To ensure the independence and impartiality of claims and appeals decision-makers, any decisions regarding hiring, compensation, termination, promotion, or other similar matters with respect to any individual (such as a claims adjudicator or medical expert) must not be made based on the likelihood that the individual will support a denial of benefits.
Adverse benefit determinations must:
- Include a discussion of the decision, with the basis for disagreeing with the views or decisions of any treating health care professionals, vocational experts, or other payers of benefit who granted the claimant’s similar claims (including disability determinations by the SSA);
- Include the plan’s specific internal rules, guidelines, protocols, standards, or other similar criteria relied upon in making the adverse determination or, alternatively, a statement that such plan rules, guidelines, protocols, standards or other similar criteria do not exist;
- Include a statement that the claimant is entitled to receive, upon request and free of charge, reasonable access to, and copies of, all documents, records, and other information relevant to the claim (previously, this statement was only required for adverse determinations at the appeals stage);
- Be provided in a culturally and linguistically appropriate manner; and
Describe (in addition to the claimant’s right to bring an action under ERISA §502(a)) any applicable contractual limitation period that applies to the claimant’s right to bring such an action, including the calendar date on which the contractual limitations period expires.
A plan’s disability claims procedures must:
- Allow a claimant to review the claim file and present evidence and testimony as part of the claims and appeals process;

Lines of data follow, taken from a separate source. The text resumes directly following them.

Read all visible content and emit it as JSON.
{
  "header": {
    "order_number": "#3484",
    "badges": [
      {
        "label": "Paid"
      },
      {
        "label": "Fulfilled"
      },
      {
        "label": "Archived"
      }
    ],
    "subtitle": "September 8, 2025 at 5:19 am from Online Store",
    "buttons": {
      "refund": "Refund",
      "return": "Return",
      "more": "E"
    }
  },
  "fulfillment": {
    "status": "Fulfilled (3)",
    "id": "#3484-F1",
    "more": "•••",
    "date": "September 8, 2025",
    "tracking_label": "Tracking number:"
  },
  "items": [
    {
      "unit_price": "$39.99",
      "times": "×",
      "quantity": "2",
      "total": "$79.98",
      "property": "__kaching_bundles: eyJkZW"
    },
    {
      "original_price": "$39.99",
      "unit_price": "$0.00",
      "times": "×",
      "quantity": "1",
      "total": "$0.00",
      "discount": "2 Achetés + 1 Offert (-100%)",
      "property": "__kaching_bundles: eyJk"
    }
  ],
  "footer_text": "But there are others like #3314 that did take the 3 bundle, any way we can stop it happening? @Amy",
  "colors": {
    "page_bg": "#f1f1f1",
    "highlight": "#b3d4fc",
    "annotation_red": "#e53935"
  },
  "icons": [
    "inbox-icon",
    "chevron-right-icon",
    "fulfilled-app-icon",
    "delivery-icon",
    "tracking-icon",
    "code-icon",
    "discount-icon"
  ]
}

- Provide that the plan administrator shall provide the claimant, free of charge, with any new or additional evidence considered, relied upon, or generated by the plan (or at the direction of the plan) in connection with the claim. Such evidence must be provided as soon as possible and sufficiently in advance of the date on which the notice of adverse benefit determination on review is required to give the claimant a reasonable opportunity to respond before that date; and
Provide that before a plan administrator can issue an adverse benefit determination on review based on a new or additional rationale, the plan administrator must provide the claimant, free of charge, with the rationale. Such rationale must be provided as soon as possible and sufficiently in advance of the date on which the notice of adverse benefit determination on review is required to give the claimant a reasonable opportunity to respond before that date.

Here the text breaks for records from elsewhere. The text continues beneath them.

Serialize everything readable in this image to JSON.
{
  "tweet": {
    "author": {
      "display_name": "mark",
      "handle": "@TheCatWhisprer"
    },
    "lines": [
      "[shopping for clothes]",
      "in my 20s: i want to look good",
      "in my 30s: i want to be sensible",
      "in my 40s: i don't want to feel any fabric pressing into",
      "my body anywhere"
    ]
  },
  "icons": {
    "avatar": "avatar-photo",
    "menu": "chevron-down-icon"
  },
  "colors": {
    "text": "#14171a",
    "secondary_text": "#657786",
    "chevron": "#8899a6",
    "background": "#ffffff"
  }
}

Failure to establish or follow claims procedures consistent with the new (and existing) requirements will result in the claimant being deemed to have exhausted the administrative remedies under the Plan and entitled to pursue any available remedies under ERISA §502(a). When this occurs, the claim or appeal will be deemed to have been denied on review without the plan fiduciary exercising any discretion, unless the violation is de minimis. De minimis errors are those that:

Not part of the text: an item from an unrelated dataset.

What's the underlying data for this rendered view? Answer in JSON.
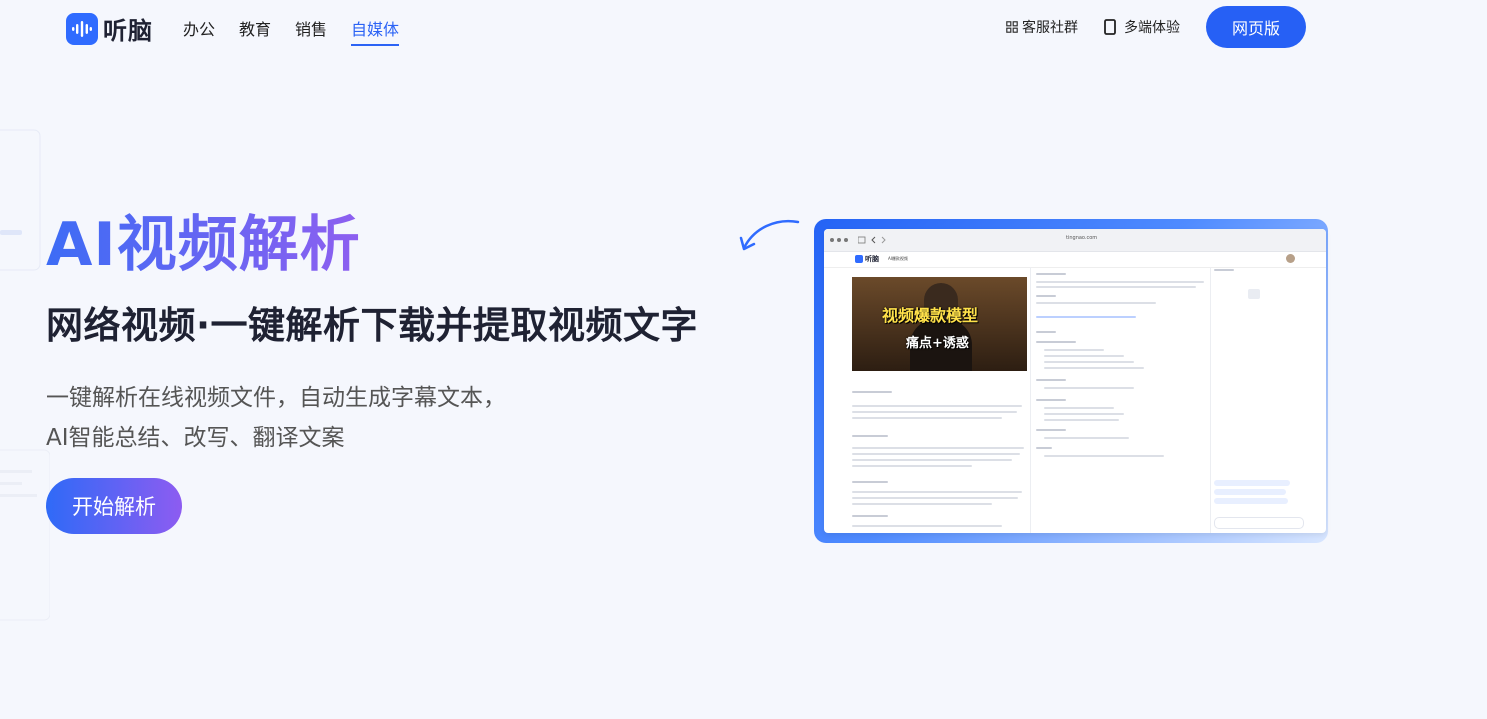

- Do not cause, or are not likely to cause, prejudice or harm to the claimant;
- Were violations for good cause or due to matters beyond the control of the plan;
- Occurred in the context of an ongoing, good faith exchange of information between the plan and claimant; or
- Are not part of a pattern or practice of violations by the plan.
In the event of any error, the claimant may request a written explanation from the plan, including a specific description of the plan’s bases, if any, for asserting that the error is de minimis and should not result in deemed exhausting of administrative remedies. The Plan must provide this written explanation, if requested, within 10 days. The claimant may then decide whether or not to pursue remedies under ERISA §502(a). If a court rejects a claimant’s request for immediate review on the basis that the Plan’s error was de minimis, the claim shall be considered as re-filed on appeal upon the Plan’s receipt of the court’s decision, and the plan must provide the claimant with notice of the resubmission within a reasonable period of time.
- The term “adverse benefit determination” will include any rescission of disability coverage with respect to a participant or beneficiary (whether or not, in connection with the rescission, there is an adverse effect on any particular benefit at that time.) For this purpose, rescission means a cancellation or discontinuance of coverage that has retroactive effect, except to the extent it is attributable to a failure to timely pay required premiums or contributions towards the cost of coverage.
- Employers who handle disability claims and appeals internally will need to re-evaluate their existing procedures and tailor them to the new requirements. Even employers who utilize third-party administrators for disability claims and appeals will need to work with their third-party administrators to ensure that any necessary changes are incorporated into existing procedures.
- All plan sponsors will need to review their plan documents and update as appropriate to reflect these new regulations.
- Plan administrators will need to ensure that summary plan descriptions reflect the new regulatory requirements.